The dollar did rise after yesterday's announcement, but this is temporary because Fischer's policy is not sustainable over the long run. Israel's foreign currency reserves are already too high, over $50 billion, and maintaining these reserves is expensive. Moreover, buying dollars means printing huge quantities of shekels, which will spur inflation.

And since Fischer's main goal is to keep inflation low, he will soon have to stop intervening in the foreign currency market - at which point the dollar will sink like a stone. Thus all the traders and money managers are preparing for this day by selling dollars like crazy while the artificially high exchange rate lasts. These sales will send the dollar downward, turning the traders' expectations into a self-fulfilling prophecy.

The ILA reform, which allows 4 percent of state-owned lands to be sold instead of leased, is a very different kettle of fish. Critics say it will hurt the weak, enable wealthy contractors to take over state lands and send apartment prices soaring. But these claims are all lies.

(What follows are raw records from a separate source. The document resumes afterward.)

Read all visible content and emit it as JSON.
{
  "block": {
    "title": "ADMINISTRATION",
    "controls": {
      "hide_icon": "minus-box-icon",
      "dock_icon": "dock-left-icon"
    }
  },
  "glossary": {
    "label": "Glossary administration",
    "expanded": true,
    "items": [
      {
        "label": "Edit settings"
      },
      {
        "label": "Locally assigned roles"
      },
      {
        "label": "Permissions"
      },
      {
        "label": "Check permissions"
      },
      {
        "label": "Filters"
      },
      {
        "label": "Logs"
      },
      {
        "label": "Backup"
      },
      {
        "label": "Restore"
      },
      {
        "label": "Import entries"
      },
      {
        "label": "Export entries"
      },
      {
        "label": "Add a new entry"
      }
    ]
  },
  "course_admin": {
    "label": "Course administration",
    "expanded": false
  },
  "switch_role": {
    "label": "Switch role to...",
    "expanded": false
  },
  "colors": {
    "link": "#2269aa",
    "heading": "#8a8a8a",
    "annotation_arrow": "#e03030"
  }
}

What is so terrible about allowing 700,000 homeowners to own the land on which their houses sit? What is wrong with allowing Mrs. Cohen to enclose a balcony without having to pay an influence peddler to get her a permit from the ILA? What is wrong with allowing Mr. Levy to sell his apartment without wading through the ILA's bureaucratic minefield and paying the hefty sums needed to maintain its legions of superfluous employees?

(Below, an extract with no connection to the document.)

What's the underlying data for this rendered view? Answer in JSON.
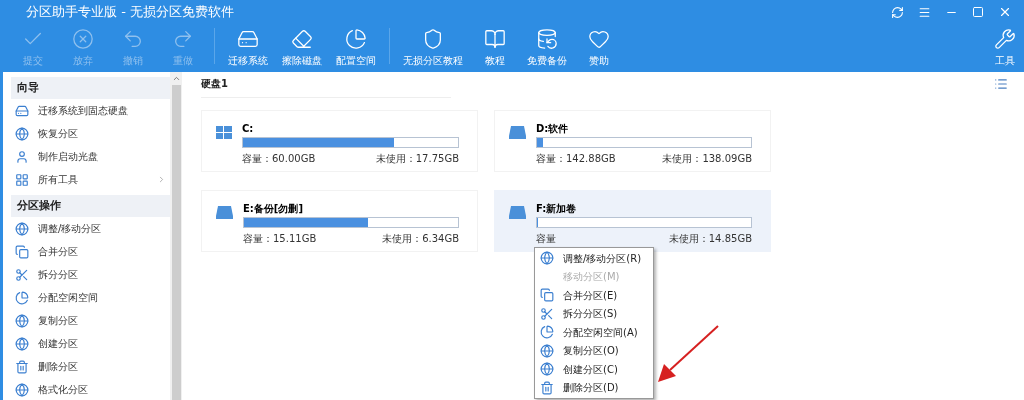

Indeed, an objective study by an Israeli institute for economic planning revealed this week that Israeli housing prices are 60 percent higher than they should be due to the ILA's failure to market sufficient quantities of land.

The ILA is the king of Israeli bureaucracy, the last dinosaur. Israel is the only country in the world where the government still owns 93 percent of the land. So now the ILA will own only 89 percent. And the earth is shaking over that?

The reform also transfers responsibility for planning to the local authorities, which will speed the planning process and thereby spur the economy.

Contractors will not control the land; they will want to sell as many apartments as quickly as possible. Moreover, their purchasing power is limited. Nor will any Saudi prince buy up the land; he knows the law would enable it to be confiscated from him at any moment. The reform will have one consequence and one only: It will lower the price of land, and hence the price of housing.

If we lived in a normal country, "social welfare" organizations would be the first to support such a reform. But populism is always stronger than mere facts.